6. They need to assert their independence.
Does your child constantly resist your authority? Are they defiant? Do they do incredibly annoying things because they insist on not needing any help? Do they make terrible decisions?
It certainly feels like bad behavior, but it's just part of growing up.
Your daughter’s bangs are now 3 cm long or your son has a bald spot because they tried to cut their own hair. As annoying as this is, they are doing exactly what they should be doing developmentally: thinking of their own plan and carrying it out independently. One day, hopefully, they will come up with better plans.
7. Their core strengths trip them up.
We all have core strengths inherent in our personalities. We might be determined, or spontaneous, or focused, or cautious. Each of these can be an asset in some circumstances, but a liability in others.
When our kids' behavior seems at it's worst, it's often simply the flip side of one of their core strengths.
Your focused and determined student flips out when he gets a bad grade. Your fierce competitor turns into a gloating winner or sore loser depending how the game goes. Your live in the moment child has a hard time planning out and executing longer school projects. And your thoughtful, careful daughter is afraid to try new things.
There’s not much a parent can do here but try to recognize these behaviors as the underbelly of our kids’ strengths, and help them cope with the emotional fallout.
7. They have an insatiable need for play.

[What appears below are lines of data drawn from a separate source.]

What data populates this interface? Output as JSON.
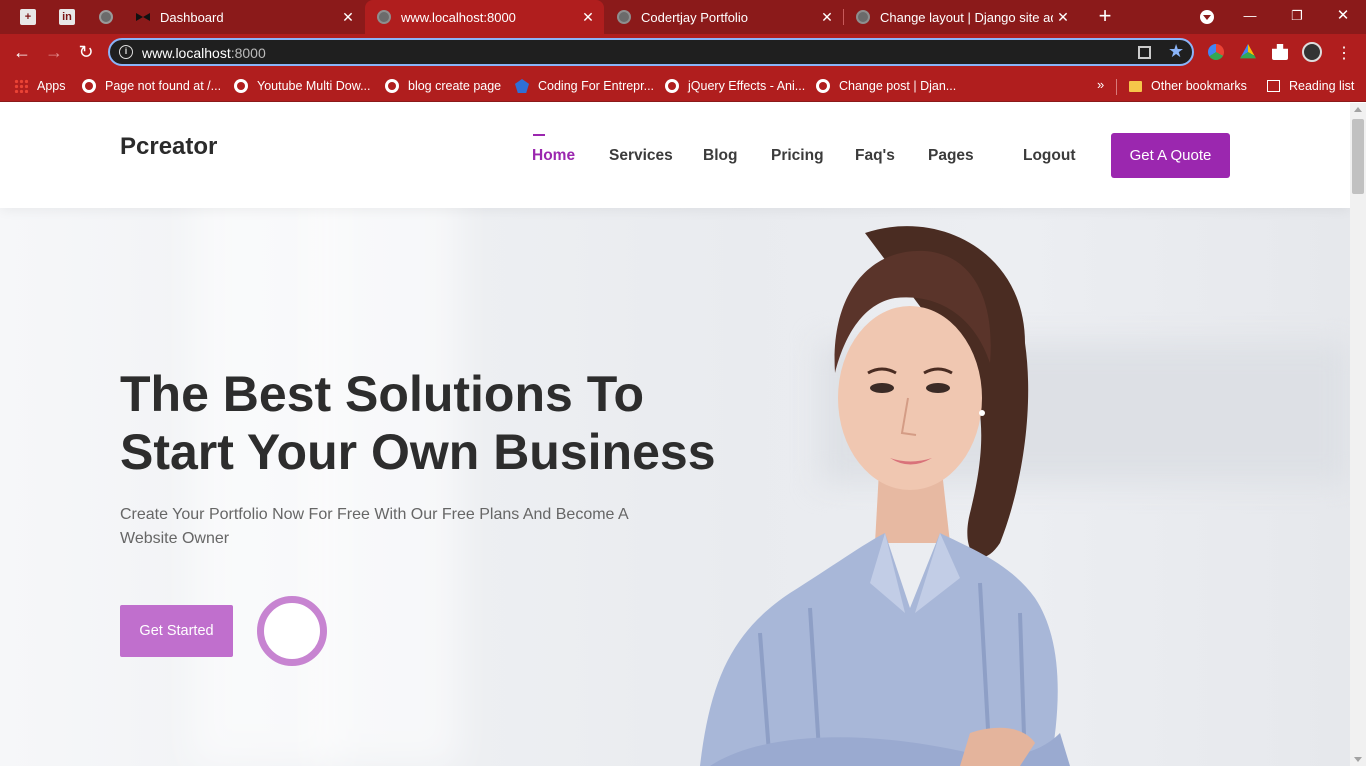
{
  "browser": {
    "tabs": [
      {
        "title": "Dashboard",
        "icon": "bowtie-icon",
        "active": false
      },
      {
        "title": "www.localhost:8000",
        "icon": "globe-icon",
        "active": true
      },
      {
        "title": "Codertjay Portfolio",
        "icon": "globe-icon",
        "active": false
      },
      {
        "title": "Change layout | Django site adm",
        "icon": "globe-icon",
        "active": false
      }
    ],
    "address": {
      "host": "www.localhost",
      "port": ":8000"
    },
    "bookmarks": [
      {
        "label": "Apps",
        "icon": "apps-grid-icon"
      },
      {
        "label": "Page not found at /...",
        "icon": "globe-icon"
      },
      {
        "label": "Youtube Multi Dow...",
        "icon": "globe-icon"
      },
      {
        "label": "blog create page",
        "icon": "globe-icon"
      },
      {
        "label": "Coding For Entrepr...",
        "icon": "fox-icon"
      },
      {
        "label": "jQuery Effects - Ani...",
        "icon": "globe-icon"
      },
      {
        "label": "Change post | Djan...",
        "icon": "globe-icon"
      }
    ],
    "more_bookmarks": "»",
    "other_bookmarks": "Other bookmarks",
    "reading_list": "Reading list"
  },
  "site": {
    "logo": "Pcreator",
    "nav": {
      "home": "Home",
      "services": "Services",
      "blog": "Blog",
      "pricing": "Pricing",
      "faqs": "Faq's",
      "pages": "Pages ",
      "logout": "Logout"
    },
    "quote_button": "Get A Quote",
    "accent_color": "#9b27af"
  },
  "hero": {
    "headline_line1": "The Best Solutions To",
    "headline_line2": "Start Your Own Business",
    "subtext": "Create Your Portfolio Now For Free With Our Free Plans And Become A Website Owner",
    "cta": "Get Started",
    "play_glyph": ""
  }
}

So your kids are constantly silly. They fall into fits of laughter at inappropriate times. They must show you their cartwheel even though you’re in a desperate rush to leave the house.